L'Angoscia delle macchine. Sintesi tragica in tre tempi [The anguish of machines: a tragic synthesis in three stages].

Turin: Edizioni Rinascimento (Societa Anon, Editrice Torinese), 1925. 16mo (18 × 13 cm). Original pictorial wrappers by Ivo Pannaggi; XX, 72, [2], 1 pp., with frontis portrait of the author by G. Severini. Signed and inscribed in red pencil by Vasari to Franz Leppmann on the front flyleaf. Some light sunning to wrappers; minor creasing and chipping along edges; pages uncut; overall very good.

Ruggero Vasari (1898–1968) was an important figure in Italian Futurism who helped connect the movement with Central and Eastern Europe. He was the head of the group's concentration in Berlin, having moved there in 1922 with the intention of organizing a stop for the traveling “Italian Avant-garde Art Exhibition” which opened in Prague in 1921. He also served as the editor of the movement’s Berlin-based journal “Der Futurismus”, publishing translations of seminal Futurist texts but also important writings from members of the Berlin circle.
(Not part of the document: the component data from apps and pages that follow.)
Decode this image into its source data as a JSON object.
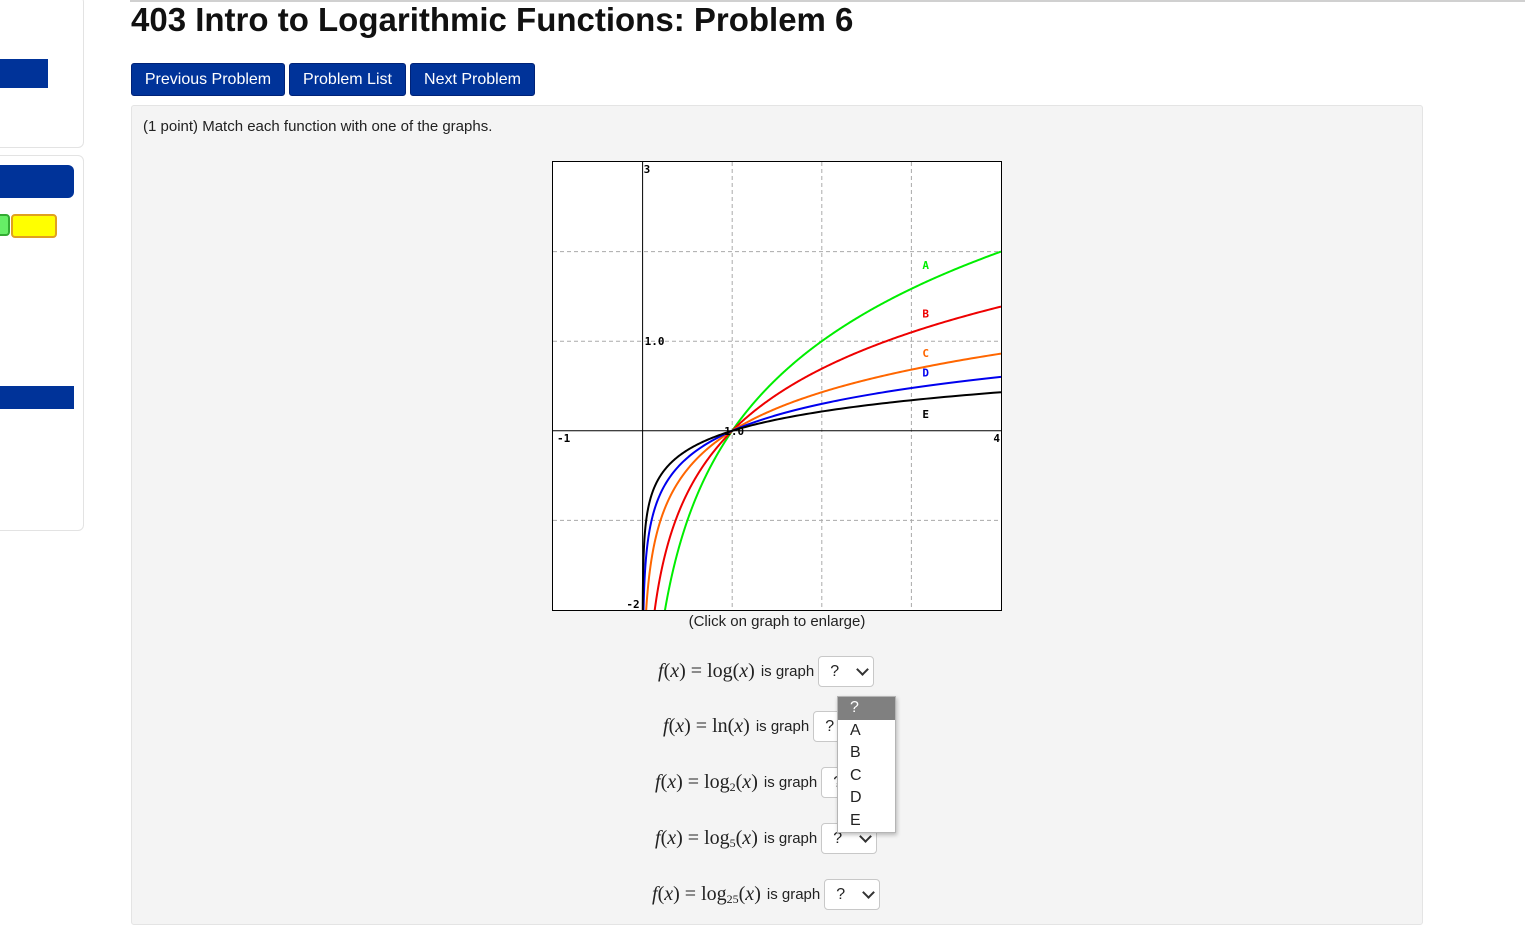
{
  "page": {
    "title": "403 Intro to Logarithmic Functions: Problem 6"
  },
  "nav": {
    "previous": "Previous Problem",
    "list": "Problem List",
    "next": "Next Problem"
  },
  "problem": {
    "statement": "(1 point) Match each function with one of the graphs.",
    "caption": "(Click on graph to enlarge)",
    "is_graph_label": "is graph",
    "rows": [
      {
        "func": "log",
        "base": "",
        "selected": "?"
      },
      {
        "func": "ln",
        "base": "",
        "selected": "?"
      },
      {
        "func": "log",
        "base": "2",
        "selected": "?"
      },
      {
        "func": "log",
        "base": "5",
        "selected": "?"
      },
      {
        "func": "log",
        "base": "25",
        "selected": "?"
      }
    ],
    "dropdown_options": [
      "?",
      "A",
      "B",
      "C",
      "D",
      "E"
    ]
  },
  "colors": {
    "accent": "#003399",
    "A": "#00ee00",
    "B": "#ee0000",
    "C": "#ff6600",
    "D": "#0000ee",
    "E": "#000000"
  },
  "chart_data": {
    "type": "line",
    "xlim": [
      -1,
      4
    ],
    "ylim": [
      -2,
      3
    ],
    "tick_labels": [
      "-1",
      "4",
      "-2",
      "3",
      "1.0",
      "1.0"
    ],
    "grid": true,
    "series": [
      {
        "name": "A",
        "function": "log base 2 of x"
      },
      {
        "name": "B",
        "function": "ln(x)"
      },
      {
        "name": "C",
        "function": "log base 5 of x"
      },
      {
        "name": "D",
        "function": "log base 10 of x"
      },
      {
        "name": "E",
        "function": "log base 25 of x"
      }
    ]
  }
}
“L'Angoscia delle macchine” and his other science-fiction play, “L'uomo e la macchina. Raun,” are both post-Expressionist works that deal with technology, machines, and dystopias. They also contain criticisms of Futurist ideas as presented in their many manifestos, highlighting the chasm that had evolved between the movement and Vasari's own values. Vasari sought out assistance in getting the plays translated and also performed abroad, but the avant-garde nature of his work made it difficult for him to find venues and willing producers. A number of productions were planned at theaters and festivals in France, Germany, Serbia, Croatia, Poland, and Russia, among others, but only one staging in Paris was ever realized. (Maria Elena Versari, "Enlisting and Updating: Ruggero Vasari and the Shifting Coordinates of Futurism in Eastern and Central Europe,” International Yearbook of Futurism Studies 1, 2011).
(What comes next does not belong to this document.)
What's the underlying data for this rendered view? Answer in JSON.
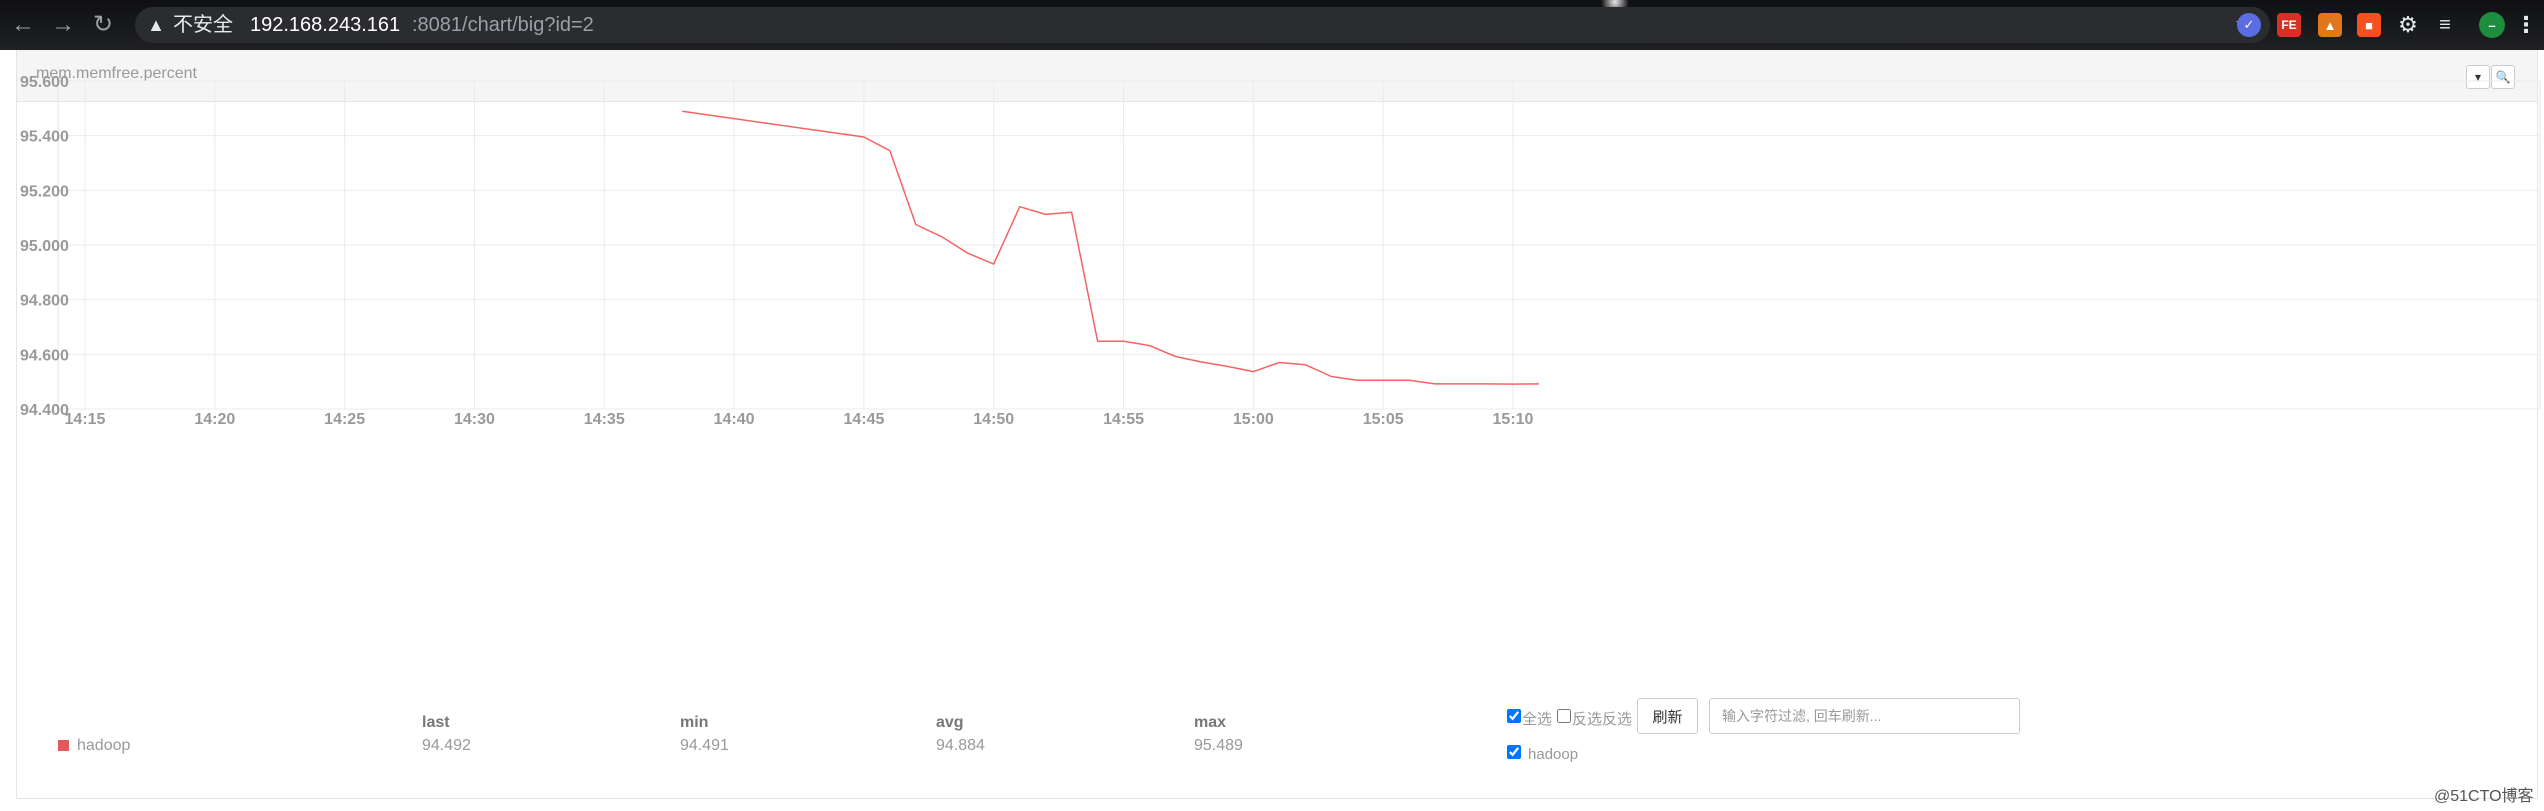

This volume is the rare first standalone edition of this work, which was preceded by partial publication in both “Der Sturm” and “Teatro: periodico di nuove comedie,” also in 1925. This particular volume is inscribed on the front flyleaf by the author to Franz Leppmann (1877–1948), a German writer and journalist. Leppmann taught briefly before becoming a columnist for the Ullstein newspaper publisher and a theater critic at the Vossische Zeitung. During the Weimar Republic he also worked as a translator and editor for Ullstein-Verlag and editor-in-chief of Propyläen-Verlag. A Jew, he fled to London in 1938 to avoid persecution.
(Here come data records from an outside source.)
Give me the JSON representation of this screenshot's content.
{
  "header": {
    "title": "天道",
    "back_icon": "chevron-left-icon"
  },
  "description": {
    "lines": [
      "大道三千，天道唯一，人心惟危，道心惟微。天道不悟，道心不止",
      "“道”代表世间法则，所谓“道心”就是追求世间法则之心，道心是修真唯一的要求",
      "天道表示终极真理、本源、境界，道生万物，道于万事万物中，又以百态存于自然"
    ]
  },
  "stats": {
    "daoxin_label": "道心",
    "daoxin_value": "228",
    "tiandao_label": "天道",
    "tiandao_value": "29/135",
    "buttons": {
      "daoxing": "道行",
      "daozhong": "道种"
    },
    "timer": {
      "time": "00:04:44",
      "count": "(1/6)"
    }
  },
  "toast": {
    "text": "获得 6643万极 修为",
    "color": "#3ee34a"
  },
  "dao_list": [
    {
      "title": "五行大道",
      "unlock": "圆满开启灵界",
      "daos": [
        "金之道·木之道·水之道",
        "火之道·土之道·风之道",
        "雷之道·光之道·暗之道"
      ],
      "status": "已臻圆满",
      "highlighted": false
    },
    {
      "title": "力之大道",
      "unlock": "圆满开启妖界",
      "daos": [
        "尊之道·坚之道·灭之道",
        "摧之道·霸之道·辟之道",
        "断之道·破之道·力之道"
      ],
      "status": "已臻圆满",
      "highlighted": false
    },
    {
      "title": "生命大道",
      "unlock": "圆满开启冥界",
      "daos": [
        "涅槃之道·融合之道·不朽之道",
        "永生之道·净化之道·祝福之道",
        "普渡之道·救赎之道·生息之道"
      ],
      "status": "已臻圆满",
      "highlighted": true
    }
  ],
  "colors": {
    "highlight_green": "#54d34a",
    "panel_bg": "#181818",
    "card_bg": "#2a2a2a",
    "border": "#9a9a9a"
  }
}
Collezione Mughini 686. Cammarota, Futurismo, 480.4.

As of March 2022, OCLC locates two holdings of this edition in North America.

Book ID: 51881

Price: $4,500.00